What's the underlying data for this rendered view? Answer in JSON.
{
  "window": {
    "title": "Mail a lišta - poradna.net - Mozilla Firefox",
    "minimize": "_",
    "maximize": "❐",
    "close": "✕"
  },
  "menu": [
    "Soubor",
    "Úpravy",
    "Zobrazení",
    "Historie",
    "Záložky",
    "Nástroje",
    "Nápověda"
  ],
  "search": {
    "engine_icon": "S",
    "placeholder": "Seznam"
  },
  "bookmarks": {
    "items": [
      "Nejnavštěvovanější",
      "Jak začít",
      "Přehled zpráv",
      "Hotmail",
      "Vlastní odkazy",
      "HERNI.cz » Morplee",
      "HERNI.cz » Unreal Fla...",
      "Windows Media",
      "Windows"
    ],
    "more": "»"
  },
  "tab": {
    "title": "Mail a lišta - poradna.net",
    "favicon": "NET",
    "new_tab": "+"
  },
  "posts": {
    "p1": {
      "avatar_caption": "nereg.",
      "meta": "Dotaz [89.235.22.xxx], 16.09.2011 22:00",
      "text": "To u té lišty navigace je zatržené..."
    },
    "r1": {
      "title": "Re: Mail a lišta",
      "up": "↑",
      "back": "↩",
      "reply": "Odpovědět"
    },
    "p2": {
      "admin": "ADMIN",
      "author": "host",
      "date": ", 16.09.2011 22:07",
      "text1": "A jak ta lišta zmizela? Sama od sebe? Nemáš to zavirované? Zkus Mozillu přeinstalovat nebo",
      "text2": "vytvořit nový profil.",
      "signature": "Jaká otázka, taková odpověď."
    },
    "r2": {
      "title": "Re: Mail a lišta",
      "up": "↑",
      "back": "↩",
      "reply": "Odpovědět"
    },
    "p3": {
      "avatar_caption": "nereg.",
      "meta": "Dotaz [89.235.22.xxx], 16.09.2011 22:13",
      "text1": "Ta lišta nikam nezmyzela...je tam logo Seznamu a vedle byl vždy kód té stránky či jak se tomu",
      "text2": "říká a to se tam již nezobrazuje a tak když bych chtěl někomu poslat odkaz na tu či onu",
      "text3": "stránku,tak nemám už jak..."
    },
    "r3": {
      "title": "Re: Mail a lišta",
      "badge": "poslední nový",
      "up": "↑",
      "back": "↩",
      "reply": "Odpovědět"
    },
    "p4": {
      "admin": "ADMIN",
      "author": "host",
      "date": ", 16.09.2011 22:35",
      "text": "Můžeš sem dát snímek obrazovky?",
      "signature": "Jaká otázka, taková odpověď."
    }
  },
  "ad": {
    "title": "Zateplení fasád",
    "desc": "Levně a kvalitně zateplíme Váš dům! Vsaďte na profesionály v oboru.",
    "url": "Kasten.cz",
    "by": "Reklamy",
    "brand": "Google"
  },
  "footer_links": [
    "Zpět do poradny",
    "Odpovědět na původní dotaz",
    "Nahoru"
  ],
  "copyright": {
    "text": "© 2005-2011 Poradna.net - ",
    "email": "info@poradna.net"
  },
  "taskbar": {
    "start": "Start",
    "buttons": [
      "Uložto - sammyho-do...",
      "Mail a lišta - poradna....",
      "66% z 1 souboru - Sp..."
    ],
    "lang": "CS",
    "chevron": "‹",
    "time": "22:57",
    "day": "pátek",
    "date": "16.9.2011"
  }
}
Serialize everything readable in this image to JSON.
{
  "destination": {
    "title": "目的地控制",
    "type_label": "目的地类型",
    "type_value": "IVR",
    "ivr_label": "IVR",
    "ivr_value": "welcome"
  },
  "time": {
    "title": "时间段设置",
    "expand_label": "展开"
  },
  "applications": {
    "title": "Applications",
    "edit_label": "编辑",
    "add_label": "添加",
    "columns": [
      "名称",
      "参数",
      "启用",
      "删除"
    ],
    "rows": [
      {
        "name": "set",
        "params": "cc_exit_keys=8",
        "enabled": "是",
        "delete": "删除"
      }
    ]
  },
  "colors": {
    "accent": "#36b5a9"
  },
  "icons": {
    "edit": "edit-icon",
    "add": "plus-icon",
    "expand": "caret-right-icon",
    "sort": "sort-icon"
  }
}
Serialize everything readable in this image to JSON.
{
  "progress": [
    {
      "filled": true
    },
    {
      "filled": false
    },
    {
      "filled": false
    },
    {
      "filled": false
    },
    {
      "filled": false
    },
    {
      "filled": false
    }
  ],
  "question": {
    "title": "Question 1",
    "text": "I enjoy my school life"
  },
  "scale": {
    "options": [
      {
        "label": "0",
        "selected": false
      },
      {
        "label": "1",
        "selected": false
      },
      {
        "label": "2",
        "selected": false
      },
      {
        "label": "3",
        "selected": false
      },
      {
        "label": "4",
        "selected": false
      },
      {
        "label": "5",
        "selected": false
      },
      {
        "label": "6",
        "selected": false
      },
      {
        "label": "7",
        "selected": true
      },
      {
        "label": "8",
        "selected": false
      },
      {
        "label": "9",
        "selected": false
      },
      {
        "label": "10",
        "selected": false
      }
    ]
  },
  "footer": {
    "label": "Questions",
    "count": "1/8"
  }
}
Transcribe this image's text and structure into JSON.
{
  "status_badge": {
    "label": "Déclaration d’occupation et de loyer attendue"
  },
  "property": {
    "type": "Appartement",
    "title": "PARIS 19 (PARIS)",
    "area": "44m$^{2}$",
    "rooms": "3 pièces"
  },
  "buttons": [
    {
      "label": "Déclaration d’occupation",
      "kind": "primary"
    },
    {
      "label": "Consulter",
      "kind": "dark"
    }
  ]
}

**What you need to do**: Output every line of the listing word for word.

**Response to the task**:
What's the underlying data for this rendered view? Answer in JSON.
{
  "window": {
    "title": "Mail a lišta - poradna.net - Mozilla Firefox",
    "minimize": "_",
    "maximize": "❐",
    "close": "✕"
  },
  "menu": [
    "Soubor",
    "Úpravy",
    "Zobrazení",
    "Historie",
    "Záložky",
    "Nástroje",
    "Nápověda"
  ],
  "search": {
    "engine_icon": "S",
    "placeholder": "Seznam"
  },
  "bookmarks": {
    "items": [
      "Nejnavštěvovanější",
      "Jak začít",
      "Přehled zpráv",
      "Hotmail",
      "Vlastní odkazy",
      "HERNI.cz » Morplee",
      "HERNI.cz » Unreal Fla...",
      "Windows Media",
      "Windows"
    ],
    "more": "»"
  },
  "tab": {
    "title": "Mail a lišta - poradna.net",
    "favicon": "NET",
    "new_tab": "+"
  },
  "posts": {
    "p1": {
      "avatar_caption": "nereg.",
      "meta": "Dotaz [89.235.22.xxx], 16.09.2011 22:00",
      "text": "To u té lišty navigace je zatržené..."
    },
    "r1": {
      "title": "Re: Mail a lišta",
      "up": "↑",
      "back": "↩",
      "reply": "Odpovědět"
    },
    "p2": {
      "admin": "ADMIN",
      "author": "host",
      "date": ", 16.09.2011 22:07",
      "text1": "A jak ta lišta zmizela? Sama od sebe? Nemáš to zavirované? Zkus Mozillu přeinstalovat nebo",
      "text2": "vytvořit nový profil.",
      "signature": "Jaká otázka, taková odpověď."
    },
    "r2": {
      "title": "Re: Mail a lišta",
      "up": "↑",
      "back": "↩",
      "reply": "Odpovědět"
    },
    "p3": {
      "avatar_caption": "nereg.",
      "meta": "Dotaz [89.235.22.xxx], 16.09.2011 22:13",
      "text1": "Ta lišta nikam nezmyzela...je tam logo Seznamu a vedle byl vždy kód té stránky či jak se tomu",
      "text2": "říká a to se tam již nezobrazuje a tak když bych chtěl někomu poslat odkaz na tu či onu",
      "text3": "stránku,tak nemám už jak..."
    },
    "r3": {
      "title": "Re: Mail a lišta",
      "badge": "poslední nový",
      "up": "↑",
      "back": "↩",
      "reply": "Odpovědět"
    },
    "p4": {
      "admin": "ADMIN",
      "author": "host",
      "date": ", 16.09.2011 22:35",
      "text": "Můžeš sem dát snímek obrazovky?",
      "signature": "Jaká otázka, taková odpověď."
    }
  },
  "ad": {
    "title": "Zateplení fasád",
    "desc": "Levně a kvalitně zateplíme Váš dům! Vsaďte na profesionály v oboru.",
    "url": "Kasten.cz",
    "by": "Reklamy",
    "brand": "Google"
  },
  "footer_links": [
    "Zpět do poradny",
    "Odpovědět na původní dotaz",
    "Nahoru"
  ],
  "copyright": {
    "text": "© 2005-2011 Poradna.net - ",
    "email": "info@poradna.net"
  },
  "taskbar": {
    "start": "Start",
    "buttons": [
      "Uložto - sammyho-do...",
      "Mail a lišta - poradna....",
      "66% z 1 souboru - Sp..."
    ],
    "lang": "CS",
    "chevron": "‹",
    "time": "22:57",
    "day": "pátek",
    "date": "16.9.2011"
  }
}
Serialize everything readable in this image to JSON.
{
  "destination": {
    "title": "目的地控制",
    "type_label": "目的地类型",
    "type_value": "IVR",
    "ivr_label": "IVR",
    "ivr_value": "welcome"
  },
  "time": {
    "title": "时间段设置",
    "expand_label": "展开"
  },
  "applications": {
    "title": "Applications",
    "edit_label": "编辑",
    "add_label": "添加",
    "columns": [
      "名称",
      "参数",
      "启用",
      "删除"
    ],
    "rows": [
      {
        "name": "set",
        "params": "cc_exit_keys=8",
        "enabled": "是",
        "delete": "删除"
      }
    ]
  },
  "colors": {
    "accent": "#36b5a9"
  },
  "icons": {
    "edit": "edit-icon",
    "add": "plus-icon",
    "expand": "caret-right-icon",
    "sort": "sort-icon"
  }
}
Serialize everything readable in this image to JSON.
{
  "progress": [
    {
      "filled": true
    },
    {
      "filled": false
    },
    {
      "filled": false
    },
    {
      "filled": false
    },
    {
      "filled": false
    },
    {
      "filled": false
    }
  ],
  "question": {
    "title": "Question 1",
    "text": "I enjoy my school life"
  },
  "scale": {
    "options": [
      {
        "label": "0",
        "selected": false
      },
      {
        "label": "1",
        "selected": false
      },
      {
        "label": "2",
        "selected": false
      },
      {
        "label": "3",
        "selected": false
      },
      {
        "label": "4",
        "selected": false
      },
      {
        "label": "5",
        "selected": false
      },
      {
        "label": "6",
        "selected": false
      },
      {
        "label": "7",
        "selected": true
      },
      {
        "label": "8",
        "selected": false
      },
      {
        "label": "9",
        "selected": false
      },
      {
        "label": "10",
        "selected": false
      }
    ]
  },
  "footer": {
    "label": "Questions",
    "count": "1/8"
  }
}
Transcribe this image's text and structure into JSON.
{
  "status_badge": {
    "label": "Déclaration d’occupation et de loyer attendue"
  },
  "property": {
    "type": "Appartement",
    "title": "PARIS 19 (PARIS)",
    "area": "44m$^{2}$",
    "rooms": "3 pièces"
  },
  "buttons": [
    {
      "label": "Déclaration d’occupation",
      "kind": "primary"
    },
    {
      "label": "Consulter",
      "kind": "dark"
    }
  ]
}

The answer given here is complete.